If I've learned anything in this life, it's that human beings absolutely adore a pleasant fiction. Being human myself, I'm no exception. The expression, "The truth shall set you free" is a lovely, wretched lie. Take a moment to think back to all the times in your life that you were hit in the face with a bit of truth about yourself, and it sucked. Children like to do that. To ignore compassion and scruples in favor of a good, nasty joke. Once I purchased an expensive, vintage 1950's tan colored shirt with a slit pocket and loop collar, accented with stitched fleur-de-lis. What a shirt. It made me feel like Montgomery Clift in From Here to Eternity. Except for the getting shot part.
Then it happened. While standing on line at FoodMaster, buying some pretzels and day old creme horns, a 12 year old prick loudly pointed out that I looked like a fat Charlie Sheen. When I got home, an Internet search revealed that Mr. Sheen does, in fact, wear vintage shirts like that one. The Charlie Sheen Signature Series.
So that was a little bit of truth that didn't set me free. It set me out $70
Most people like to think that they will be around forever, sitting next to God or playing ping-pong with Martin Luther King. And if they do go "poof," at least their accomplishments will shine like a beacon throughout the ages. Or as General Maximus (Russell Crowe) in Gladiator told us, "What we do in this life echoes through eternity." Like having the moniker General Maximus. Cripes.
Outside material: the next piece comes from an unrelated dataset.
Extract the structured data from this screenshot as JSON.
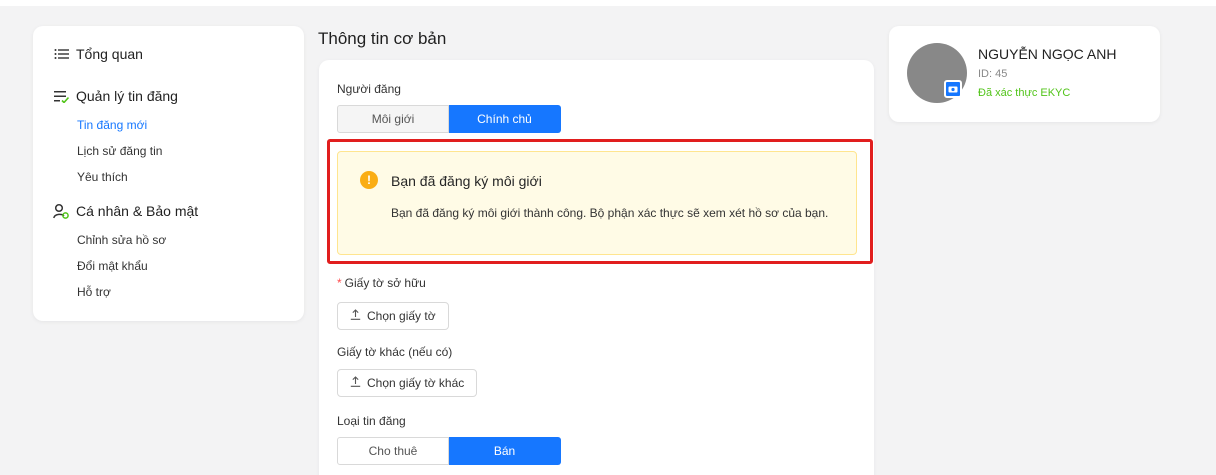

It's a lovely thought, and one is inclined to think that the "echo" will be of something magnificent and beautiful and heroic. Like Mandela going from prisoner to Prime Minister, or Ghandi marching to the sea to make salt in defiance of Limey law. Wonderful echoes, those.
But unless there is a cosmic editor floating around out there, or in here, then everything we do rings in the echo of space like an annoying "Tap That App" ring tone. There are many more humiliating and embarrassing events floating around in eternity than noble ones. Here's a list of five, and this is just off the proverbial top of my head. Each of these anecdotes are true, and they are echoing through eternity like a fart in a cathedral.
1. I went to a Jethro Tull concert.
2. At King Richard's Faire in Carver, Massachusetts, a greasy turkey leg gave me a heinous bout of diarrhea. Before I could make it to Ye Old Port-a-Potty, shit happened. As I crouched down behind Vince Conway's hammered dulcimer booth and found a modicum of relief, a sexy serving wench passed close by and spotted my royal ass poised and crapping. We saw each other four more times that day, at the joust, during the parade, and around the merchants. Each time something horrible and unsaid passed between us. I imagine she was never the same. Poor dear.
3. A lady friend and I were caught having sex in the brush at a beach in Oyster Bay, Long Island. The timing and angle were extremely unflattering. My hairy ass rising and falling amid grunting and groaning and...well, you get it. Another life ruined.
4. In the men's dorm at a psychiatric ward (The Arbour in Jamaica Plain) I slept in a cot in a room with about 30 other men. A lack of planning had me sleeping in my underwear. That's the trouble with psychotic breaks...no chance to get ready beforehand and pack a bag. The blanket came off due to the stifling heat. But no big deal...I wasn't alone and we were all medicated into blissful sleep. At 3:06am something woke me up. It was a filthy, disheveled, underwear clad and most likely homeless man leaning over me while making kissy-kissy noises. When he saw my bugged out Tex Avery eyeballs, he moved on. I often wonder what would have happened if I woke up 10 minutes later.
5. Back when I walked amongst the living, I worked at the Fairmont Copley Plaza, mostly cleaning public areas in the wee hours of the morning. Big lobby, pictured above. At around 2am, my cohort Napoleon bet me $20 to stand on the Bulldozer heavy-duty marble buffer and turn it on. One had to hold on with vigor to prevent it from spinning out of control even when used properly. Neither one of us could imagine what would happen if one did something so idiotic. So I took the bet, stood on it and squeezed the handle, thus turning it on.
I can't be sure what happened next, but I know I flew through the air, into a ballroom and onto a wooden table, thus breaking a vase and tearing my uniform. Napoleon laughed until tears ran down his face, and I wondered if I had internal bleeding. While I did win the bet, a security guard later told me that it was all caught on film, and that is was hilarious in a baseball-to-the-crotch kind of way. Everyone who worked for the hotel eventually saw it, including me. It was not flattering. I looked like a fat rag doll.
All of these moments will live forever in time, the half-ass philosophers tell me. Right along with the storming of the beaches of Normandy, the burning of Joan of Arc, and man walking on the moon.